Three basic items can be observed being worn in a synagogue: head covering, prayer shawl, and phylacteries–in Hebrew, kippah, tallit, and tefillin. They are also worn when praying individually at home.
The kippah (in Yiddish, yarmulke) is worn during prayer services by men, and has become optional for women as well in Reform, Conservative and Reconstructionist congregations. (In some Reform congregations, the kippah is also optional for men.) Jewish tradition does not require any specific type of head covering.
A kippah can be worn conveniently under a street hat, as was the custom of most Jews in the first half of the 20th century. It is still the practice of many Orthodox Jewish men to wear a headcovering throughout the day, not just during prayer. (One tradition holds that a Jewish man should not walk more than four cubits in any direction with an uncovered head.)
The tallit is a large rectangular shawl made of wool, cotton or synthetic fibers. In each of the four corners of the shawl are strings tied in a particular pattern, called tzitzit. The origin of the tzitzit is biblical; the practice is prescribed in Numbers 15. The precept is to put these strings on the four corners of one’s garment–in ancient tradition, with a single strand of blue as well–as a reminder of the duties and obligations of a Jew. Since we no longer wear four-cornered garments, the tallit is worn specifically to fulfill the biblical precept.
Typically, men wear a tallit during morning services; in non-Orthodox synagogues, many women also wear a tallit. In some Orthodox congregations, only married men wear a tallit. One may see people gathering the tzitzit in their left hand and kissing them when the paragraph from the Torah referring to them is recited.
The tefillin consist of two black leather boxes and straps to hold them on. One is worn on the biceps, and its strap, which is tied with a special knot, is wound by the wearer seven times around the forearm and hand—on the left arm for right-handed people and on the right for those who are left-handed.
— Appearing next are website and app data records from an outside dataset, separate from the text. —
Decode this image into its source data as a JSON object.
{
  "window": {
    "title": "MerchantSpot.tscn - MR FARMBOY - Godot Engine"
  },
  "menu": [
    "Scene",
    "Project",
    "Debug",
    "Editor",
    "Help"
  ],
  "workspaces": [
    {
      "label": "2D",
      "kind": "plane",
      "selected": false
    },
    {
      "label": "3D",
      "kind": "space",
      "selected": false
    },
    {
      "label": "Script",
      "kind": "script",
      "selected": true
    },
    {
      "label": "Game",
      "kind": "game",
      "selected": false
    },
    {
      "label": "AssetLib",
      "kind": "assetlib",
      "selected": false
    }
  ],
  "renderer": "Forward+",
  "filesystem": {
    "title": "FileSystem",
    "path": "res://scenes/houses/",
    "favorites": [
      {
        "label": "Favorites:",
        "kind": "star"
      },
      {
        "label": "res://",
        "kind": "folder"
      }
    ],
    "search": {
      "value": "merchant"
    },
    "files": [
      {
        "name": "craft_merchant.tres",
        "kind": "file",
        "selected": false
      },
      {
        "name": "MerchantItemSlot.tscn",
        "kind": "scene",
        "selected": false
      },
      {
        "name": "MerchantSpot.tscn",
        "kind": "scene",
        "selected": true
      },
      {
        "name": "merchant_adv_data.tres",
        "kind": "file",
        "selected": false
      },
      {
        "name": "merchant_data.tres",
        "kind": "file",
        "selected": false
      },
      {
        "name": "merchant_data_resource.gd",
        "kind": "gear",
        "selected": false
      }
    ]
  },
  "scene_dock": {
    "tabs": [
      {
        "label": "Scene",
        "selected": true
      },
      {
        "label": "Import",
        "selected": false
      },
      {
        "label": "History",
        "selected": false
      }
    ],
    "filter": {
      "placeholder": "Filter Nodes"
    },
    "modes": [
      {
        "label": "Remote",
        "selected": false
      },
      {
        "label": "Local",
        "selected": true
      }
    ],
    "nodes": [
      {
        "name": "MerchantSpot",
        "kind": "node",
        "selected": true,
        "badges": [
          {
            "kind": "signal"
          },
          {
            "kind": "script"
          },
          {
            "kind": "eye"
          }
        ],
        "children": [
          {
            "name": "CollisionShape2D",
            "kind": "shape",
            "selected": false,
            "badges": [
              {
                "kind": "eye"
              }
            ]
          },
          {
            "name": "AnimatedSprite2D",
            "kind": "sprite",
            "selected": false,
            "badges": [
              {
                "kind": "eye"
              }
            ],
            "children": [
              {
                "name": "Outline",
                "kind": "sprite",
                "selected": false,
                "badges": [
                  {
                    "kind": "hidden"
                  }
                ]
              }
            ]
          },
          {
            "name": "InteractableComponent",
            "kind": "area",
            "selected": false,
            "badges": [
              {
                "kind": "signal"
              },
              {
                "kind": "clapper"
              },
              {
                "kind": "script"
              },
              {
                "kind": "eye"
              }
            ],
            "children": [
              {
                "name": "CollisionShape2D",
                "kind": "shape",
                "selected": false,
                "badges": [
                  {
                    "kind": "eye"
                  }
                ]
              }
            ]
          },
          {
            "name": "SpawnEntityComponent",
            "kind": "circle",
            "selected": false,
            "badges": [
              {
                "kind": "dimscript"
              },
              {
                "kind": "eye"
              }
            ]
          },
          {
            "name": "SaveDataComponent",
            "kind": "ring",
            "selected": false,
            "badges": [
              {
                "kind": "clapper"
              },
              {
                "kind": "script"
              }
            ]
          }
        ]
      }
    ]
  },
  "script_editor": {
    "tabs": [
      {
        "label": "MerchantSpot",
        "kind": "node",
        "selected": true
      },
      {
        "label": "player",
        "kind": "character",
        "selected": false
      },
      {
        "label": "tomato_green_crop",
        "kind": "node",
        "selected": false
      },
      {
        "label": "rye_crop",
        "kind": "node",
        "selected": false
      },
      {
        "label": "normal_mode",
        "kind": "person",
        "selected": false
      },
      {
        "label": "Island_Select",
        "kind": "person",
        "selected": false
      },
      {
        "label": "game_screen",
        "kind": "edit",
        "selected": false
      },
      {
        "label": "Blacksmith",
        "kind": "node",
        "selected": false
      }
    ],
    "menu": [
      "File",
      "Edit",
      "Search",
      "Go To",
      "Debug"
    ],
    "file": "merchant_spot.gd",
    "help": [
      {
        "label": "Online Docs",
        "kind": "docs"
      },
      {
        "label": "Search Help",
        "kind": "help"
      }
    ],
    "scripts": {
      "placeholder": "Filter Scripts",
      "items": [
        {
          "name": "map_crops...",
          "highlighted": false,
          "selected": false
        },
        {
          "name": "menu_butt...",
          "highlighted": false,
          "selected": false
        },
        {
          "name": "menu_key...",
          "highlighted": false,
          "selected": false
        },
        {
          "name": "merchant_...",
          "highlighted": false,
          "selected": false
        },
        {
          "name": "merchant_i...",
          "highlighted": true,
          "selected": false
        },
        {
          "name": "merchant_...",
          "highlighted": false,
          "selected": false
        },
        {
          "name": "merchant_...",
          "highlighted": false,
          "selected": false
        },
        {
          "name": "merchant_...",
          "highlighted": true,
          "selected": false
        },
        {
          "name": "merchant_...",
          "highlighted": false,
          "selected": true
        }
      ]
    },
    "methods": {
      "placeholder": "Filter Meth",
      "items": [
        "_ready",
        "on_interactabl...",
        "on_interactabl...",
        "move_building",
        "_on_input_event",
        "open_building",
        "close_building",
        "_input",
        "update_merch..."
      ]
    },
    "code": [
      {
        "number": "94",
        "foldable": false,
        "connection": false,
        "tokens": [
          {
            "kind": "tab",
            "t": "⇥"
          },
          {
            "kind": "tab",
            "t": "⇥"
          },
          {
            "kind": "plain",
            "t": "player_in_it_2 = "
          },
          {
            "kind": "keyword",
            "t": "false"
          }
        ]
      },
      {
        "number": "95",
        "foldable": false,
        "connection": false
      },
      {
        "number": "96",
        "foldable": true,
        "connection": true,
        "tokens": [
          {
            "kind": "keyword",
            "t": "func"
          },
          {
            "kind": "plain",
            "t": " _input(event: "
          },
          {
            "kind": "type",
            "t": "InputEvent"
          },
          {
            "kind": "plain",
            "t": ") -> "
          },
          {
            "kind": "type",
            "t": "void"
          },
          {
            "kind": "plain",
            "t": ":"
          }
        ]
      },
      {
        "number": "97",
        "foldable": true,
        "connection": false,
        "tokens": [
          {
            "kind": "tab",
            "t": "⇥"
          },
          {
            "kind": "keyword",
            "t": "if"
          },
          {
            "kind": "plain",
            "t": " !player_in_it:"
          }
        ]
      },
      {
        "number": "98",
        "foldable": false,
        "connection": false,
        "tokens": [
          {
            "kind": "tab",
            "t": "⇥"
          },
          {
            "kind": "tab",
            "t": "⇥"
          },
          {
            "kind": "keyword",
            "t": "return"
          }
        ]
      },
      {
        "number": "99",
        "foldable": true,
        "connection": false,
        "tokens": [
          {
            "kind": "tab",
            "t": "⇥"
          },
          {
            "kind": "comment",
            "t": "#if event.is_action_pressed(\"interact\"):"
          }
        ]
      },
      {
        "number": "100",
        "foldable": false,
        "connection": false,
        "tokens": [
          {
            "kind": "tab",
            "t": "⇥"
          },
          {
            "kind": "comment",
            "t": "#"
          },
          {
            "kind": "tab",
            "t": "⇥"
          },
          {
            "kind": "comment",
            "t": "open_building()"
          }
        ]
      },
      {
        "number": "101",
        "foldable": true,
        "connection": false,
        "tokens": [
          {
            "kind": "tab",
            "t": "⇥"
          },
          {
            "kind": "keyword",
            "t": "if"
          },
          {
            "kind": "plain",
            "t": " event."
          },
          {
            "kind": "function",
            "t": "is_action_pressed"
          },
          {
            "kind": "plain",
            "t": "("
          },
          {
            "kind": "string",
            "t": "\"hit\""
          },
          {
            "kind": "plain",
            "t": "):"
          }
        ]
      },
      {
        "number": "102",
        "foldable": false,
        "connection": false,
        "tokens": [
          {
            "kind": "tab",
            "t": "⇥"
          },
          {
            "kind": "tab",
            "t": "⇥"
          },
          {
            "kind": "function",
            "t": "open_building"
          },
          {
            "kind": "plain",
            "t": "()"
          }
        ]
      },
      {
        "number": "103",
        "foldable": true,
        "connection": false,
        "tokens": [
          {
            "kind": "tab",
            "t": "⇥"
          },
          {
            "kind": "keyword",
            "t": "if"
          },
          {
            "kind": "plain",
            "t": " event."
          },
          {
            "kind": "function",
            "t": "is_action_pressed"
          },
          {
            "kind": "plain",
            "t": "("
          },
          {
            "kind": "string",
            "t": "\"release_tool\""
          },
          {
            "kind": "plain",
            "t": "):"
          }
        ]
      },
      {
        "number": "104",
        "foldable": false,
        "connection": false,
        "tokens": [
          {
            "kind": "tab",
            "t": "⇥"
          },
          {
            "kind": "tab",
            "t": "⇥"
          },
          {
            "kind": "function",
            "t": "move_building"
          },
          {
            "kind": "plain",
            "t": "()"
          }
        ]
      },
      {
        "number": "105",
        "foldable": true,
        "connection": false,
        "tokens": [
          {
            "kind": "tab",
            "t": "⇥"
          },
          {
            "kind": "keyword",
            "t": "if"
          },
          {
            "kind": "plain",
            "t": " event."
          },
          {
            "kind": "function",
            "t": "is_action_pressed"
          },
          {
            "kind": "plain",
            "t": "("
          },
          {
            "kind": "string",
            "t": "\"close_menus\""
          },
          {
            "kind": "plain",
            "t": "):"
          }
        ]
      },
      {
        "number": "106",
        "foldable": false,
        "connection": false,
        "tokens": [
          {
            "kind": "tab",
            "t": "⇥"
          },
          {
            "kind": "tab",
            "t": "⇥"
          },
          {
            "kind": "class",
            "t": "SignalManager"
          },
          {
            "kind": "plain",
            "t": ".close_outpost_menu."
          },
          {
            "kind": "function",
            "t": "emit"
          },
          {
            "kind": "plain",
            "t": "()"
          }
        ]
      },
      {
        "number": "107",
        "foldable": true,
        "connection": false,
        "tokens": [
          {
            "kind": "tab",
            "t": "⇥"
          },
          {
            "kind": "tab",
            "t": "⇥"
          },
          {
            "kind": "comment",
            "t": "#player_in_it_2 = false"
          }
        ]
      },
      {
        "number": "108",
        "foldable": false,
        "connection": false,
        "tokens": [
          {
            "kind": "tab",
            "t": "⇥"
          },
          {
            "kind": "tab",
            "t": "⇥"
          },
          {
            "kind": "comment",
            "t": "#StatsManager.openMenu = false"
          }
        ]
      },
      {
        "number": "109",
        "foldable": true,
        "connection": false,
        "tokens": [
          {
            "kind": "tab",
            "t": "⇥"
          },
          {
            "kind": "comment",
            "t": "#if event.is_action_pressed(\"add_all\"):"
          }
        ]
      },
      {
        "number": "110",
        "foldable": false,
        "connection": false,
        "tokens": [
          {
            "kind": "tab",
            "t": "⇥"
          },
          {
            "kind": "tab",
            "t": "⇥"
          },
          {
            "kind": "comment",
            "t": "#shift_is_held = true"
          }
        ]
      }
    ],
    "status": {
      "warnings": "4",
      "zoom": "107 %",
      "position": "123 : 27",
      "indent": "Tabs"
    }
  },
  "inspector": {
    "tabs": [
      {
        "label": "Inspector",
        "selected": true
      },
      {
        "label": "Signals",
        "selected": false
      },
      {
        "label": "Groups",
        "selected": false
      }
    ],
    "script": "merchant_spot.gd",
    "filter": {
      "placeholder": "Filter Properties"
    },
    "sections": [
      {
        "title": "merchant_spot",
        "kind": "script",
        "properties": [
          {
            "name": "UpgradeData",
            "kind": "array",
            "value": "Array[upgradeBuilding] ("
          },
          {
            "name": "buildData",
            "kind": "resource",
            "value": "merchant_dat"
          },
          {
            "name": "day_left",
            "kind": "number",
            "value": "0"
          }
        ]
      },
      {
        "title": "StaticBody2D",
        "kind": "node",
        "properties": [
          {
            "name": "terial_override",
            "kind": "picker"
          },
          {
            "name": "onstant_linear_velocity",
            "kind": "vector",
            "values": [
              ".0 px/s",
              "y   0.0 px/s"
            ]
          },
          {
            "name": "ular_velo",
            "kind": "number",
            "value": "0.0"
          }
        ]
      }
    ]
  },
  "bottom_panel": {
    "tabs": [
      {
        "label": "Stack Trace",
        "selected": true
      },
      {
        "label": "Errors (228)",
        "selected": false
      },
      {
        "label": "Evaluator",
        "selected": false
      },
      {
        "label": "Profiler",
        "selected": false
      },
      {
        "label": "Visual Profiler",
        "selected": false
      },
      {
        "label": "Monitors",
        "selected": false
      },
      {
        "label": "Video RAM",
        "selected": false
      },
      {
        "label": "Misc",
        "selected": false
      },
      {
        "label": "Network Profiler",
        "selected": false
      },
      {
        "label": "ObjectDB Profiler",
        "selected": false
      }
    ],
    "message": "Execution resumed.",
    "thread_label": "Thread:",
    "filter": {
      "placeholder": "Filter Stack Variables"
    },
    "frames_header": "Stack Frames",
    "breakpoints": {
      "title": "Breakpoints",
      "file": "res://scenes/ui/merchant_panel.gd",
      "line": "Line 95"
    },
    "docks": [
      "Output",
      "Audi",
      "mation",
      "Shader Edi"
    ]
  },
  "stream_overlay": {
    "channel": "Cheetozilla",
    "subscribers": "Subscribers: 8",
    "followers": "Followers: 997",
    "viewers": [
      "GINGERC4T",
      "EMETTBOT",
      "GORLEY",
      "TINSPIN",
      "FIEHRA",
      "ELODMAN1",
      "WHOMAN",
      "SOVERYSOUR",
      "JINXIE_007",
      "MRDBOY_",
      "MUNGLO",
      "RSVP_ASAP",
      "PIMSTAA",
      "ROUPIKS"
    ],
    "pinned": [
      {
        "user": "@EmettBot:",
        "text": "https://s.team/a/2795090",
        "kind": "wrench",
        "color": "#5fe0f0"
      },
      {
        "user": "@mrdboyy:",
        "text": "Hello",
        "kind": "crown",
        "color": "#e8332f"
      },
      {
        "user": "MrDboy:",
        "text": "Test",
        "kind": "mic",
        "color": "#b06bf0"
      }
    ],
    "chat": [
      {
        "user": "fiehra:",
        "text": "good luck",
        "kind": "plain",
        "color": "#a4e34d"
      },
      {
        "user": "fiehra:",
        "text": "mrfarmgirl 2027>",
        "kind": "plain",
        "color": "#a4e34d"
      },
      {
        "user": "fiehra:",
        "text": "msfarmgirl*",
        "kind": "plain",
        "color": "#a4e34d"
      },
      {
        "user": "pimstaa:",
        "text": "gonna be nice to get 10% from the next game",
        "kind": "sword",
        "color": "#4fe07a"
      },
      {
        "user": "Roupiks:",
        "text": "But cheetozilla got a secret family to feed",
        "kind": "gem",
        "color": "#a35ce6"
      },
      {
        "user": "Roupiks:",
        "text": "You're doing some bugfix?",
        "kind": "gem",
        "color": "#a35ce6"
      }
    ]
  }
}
The second box is worn on the forehead at the hairline, with its straps going around the back of the head, connected at the top of the neck with a special knot, and hanging in front on each side.
Did you like this article? MyJewishLearning is a not-for-profit organization.